11- Highway Driving
Teaching Your Teen to Drive
Goal: Teach your teen highway basics and how to safely enter and exit a highway.
Location: Start on a multi-lane highway with easily-accessible exits, at a time when traffic is light, such as a weekend morning. Move on to practice at heavier traffic times when your teen is ready.
Lesson one – Observation
Before your teen gets behind the wheel on the highway, have your teen spend some time on highways with you as the driver and your teen as the passenger. Emphasize the importance of looking ahead to anticipate potential problems, and explain key highway features, such as:
- The different kinds of interchanges
- The meanings of highway signs and signals
- The meanings of different lane lines and markings
Lesson two – on-ramp segments
Explain the three segments of on-ramps, and how they’re used:
- Entrance area: This stretch allows the driver time to search the highway and evaluate how much space they have to enter and what speed is needed.
- Acceleration area: The driver brings the vehicle up to the speed of highway traffic flow.
- Merge area: The driver uses this space to merge into the traffic flow.
Lesson Three – Merging
Teach the steps for merging onto a highway:
- Check for on-ramp speed signs.
- At the entrance area, make quick glances at the highway, scanning for vehicles and entry gaps.
- In the acceleration area, signal to show intent to enter the highway and adjust speed to match the traffic flow.
- In the merge area, enter the flow of traffic, checking mirrors and blind spots.
- Turn off the turn signal and begin looking ahead to anticipate problems or upcoming lane changes.

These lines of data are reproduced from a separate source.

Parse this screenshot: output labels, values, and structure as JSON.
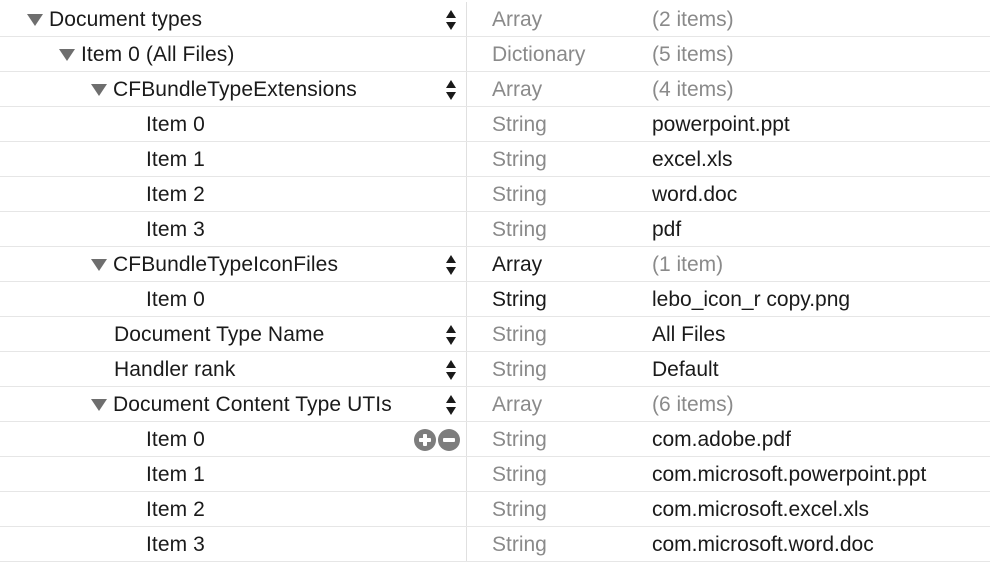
{
  "rows": [
    {
      "key": "Document types",
      "depth": 0,
      "disclosure": true,
      "stepper": true,
      "type": "Array",
      "type_strong": false,
      "value": "(2 items)",
      "value_is_count": true,
      "row_actions": false
    },
    {
      "key": "Item 0 (All Files)",
      "depth": 1,
      "disclosure": true,
      "stepper": false,
      "type": "Dictionary",
      "type_strong": false,
      "value": "(5 items)",
      "value_is_count": true,
      "row_actions": false
    },
    {
      "key": "CFBundleTypeExtensions",
      "depth": 2,
      "disclosure": true,
      "stepper": true,
      "type": "Array",
      "type_strong": false,
      "value": "(4 items)",
      "value_is_count": true,
      "row_actions": false
    },
    {
      "key": "Item 0",
      "depth": 3,
      "disclosure": false,
      "stepper": false,
      "type": "String",
      "type_strong": false,
      "value": "powerpoint.ppt",
      "value_is_count": false,
      "row_actions": false
    },
    {
      "key": "Item 1",
      "depth": 3,
      "disclosure": false,
      "stepper": false,
      "type": "String",
      "type_strong": false,
      "value": "excel.xls",
      "value_is_count": false,
      "row_actions": false
    },
    {
      "key": "Item 2",
      "depth": 3,
      "disclosure": false,
      "stepper": false,
      "type": "String",
      "type_strong": false,
      "value": "word.doc",
      "value_is_count": false,
      "row_actions": false
    },
    {
      "key": "Item 3",
      "depth": 3,
      "disclosure": false,
      "stepper": false,
      "type": "String",
      "type_strong": false,
      "value": "pdf",
      "value_is_count": false,
      "row_actions": false
    },
    {
      "key": "CFBundleTypeIconFiles",
      "depth": 2,
      "disclosure": true,
      "stepper": true,
      "type": "Array",
      "type_strong": true,
      "value": "(1 item)",
      "value_is_count": true,
      "row_actions": false
    },
    {
      "key": "Item 0",
      "depth": 3,
      "disclosure": false,
      "stepper": false,
      "type": "String",
      "type_strong": true,
      "value": "lebo_icon_r copy.png",
      "value_is_count": false,
      "row_actions": false
    },
    {
      "key": "Document Type Name",
      "depth": 2,
      "disclosure": false,
      "stepper": true,
      "type": "String",
      "type_strong": false,
      "value": "All Files",
      "value_is_count": false,
      "row_actions": false
    },
    {
      "key": "Handler rank",
      "depth": 2,
      "disclosure": false,
      "stepper": true,
      "type": "String",
      "type_strong": false,
      "value": "Default",
      "value_is_count": false,
      "row_actions": false
    },
    {
      "key": "Document Content Type UTIs",
      "depth": 2,
      "disclosure": true,
      "stepper": true,
      "type": "Array",
      "type_strong": false,
      "value": "(6 items)",
      "value_is_count": true,
      "row_actions": false
    },
    {
      "key": "Item 0",
      "depth": 3,
      "disclosure": false,
      "stepper": false,
      "type": "String",
      "type_strong": false,
      "value": "com.adobe.pdf",
      "value_is_count": false,
      "row_actions": true
    },
    {
      "key": "Item 1",
      "depth": 3,
      "disclosure": false,
      "stepper": false,
      "type": "String",
      "type_strong": false,
      "value": "com.microsoft.powerpoint.ppt",
      "value_is_count": false,
      "row_actions": false
    },
    {
      "key": "Item 2",
      "depth": 3,
      "disclosure": false,
      "stepper": false,
      "type": "String",
      "type_strong": false,
      "value": "com.microsoft.excel.xls",
      "value_is_count": false,
      "row_actions": false
    },
    {
      "key": "Item 3",
      "depth": 3,
      "disclosure": false,
      "stepper": false,
      "type": "String",
      "type_strong": false,
      "value": "com.microsoft.word.doc",
      "value_is_count": false,
      "row_actions": false
    }
  ],
  "icons": {
    "disclosure": "disclosure-triangle-down-icon",
    "stepper": "up-down-stepper-icon",
    "add": "plus-circle-icon",
    "remove": "minus-circle-icon"
  },
  "colors": {
    "dimmed_text": "#8a8a8a",
    "text": "#1a1a1a",
    "icon_gray": "#6e6e6e"
  }
}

- Do not completely stop in the entrance area unless absolutely necessary.
Lesson Three – Exiting
Teach the steps for exiting a highway:
- Identify the exit well ahead of time.
- Scan traffic for problems when approaching the exit, but don’t slow down on the highway.
- Start to signal four to six seconds before reaching the ramp.
- Upon entering the ramp, tap the brakes and begin rapidly reducing speed.
- Slow down to the posted exit ramp speed limit before reaching the curve.
Lesson Four – Steering Techniques
Once on the highway, coach your teen on steering technique. At fast highway speeds, excessive steering can be dangerous and lead to loss of control. Remind your teen to steer gently on highways.
Lesson Five – Lane Changing
In the high-speed, complex highway environment, lane-changing skills are very important. Have your teen spend several miles practicing the lane-changing and passing skills previously learned in “Skill Nine: Multi-Lane Roads,” until they are comfortable performing them at highway speeds.
Remind your teen to:
- Watch for merging vehicles and move one lane left to make space for them when needed.
- Change lanes one at a time only.
- Watch mirrors for tailgaters and move to another lane to let them pass.
Lesson Six – Following Distance Rule
Review the four-second rule for following distance, learned in “Skill Six: Looking Ahead.” Additionally, coach your teen to use a four-second rule for these highway driving circumstances:
- Merging onto a highway
- Changing lanes
- Exiting a highway
Lesson Seven – Vehicle Speed
Coach your teen to adjust travel speed and vehicle position based on weather and road conditions. Once your teen is comfortable with and proficient at highway driving in good conditions, spend some practice time on highways under more challenging conditions, such as rain. Coach them to always use appropriate caution, as conditions can change quickly.
Lesson Eight – Plan a Short Day Trip
Consider planning some short day trips with your teen to a destination two to three hours away. Have them drive there and back. Find an event or place that you will both enjoy and have fun.
Highway hypnosis: This condition can result from driving for a long period of time. Remind your teen that it is important to stay alert when driving. To avoid driving in a dulled, drowsy, trance-like state, take frequent breaks and stop if you begin to feel tired.
Velocitation: This is caused by slowing down after driving fast for a long time. The change makes you think that the car is going much slower than it actually is, leading you to drive faster than you intend. Don’t be misled. After slowing down, make sure to check your speedometer regularly.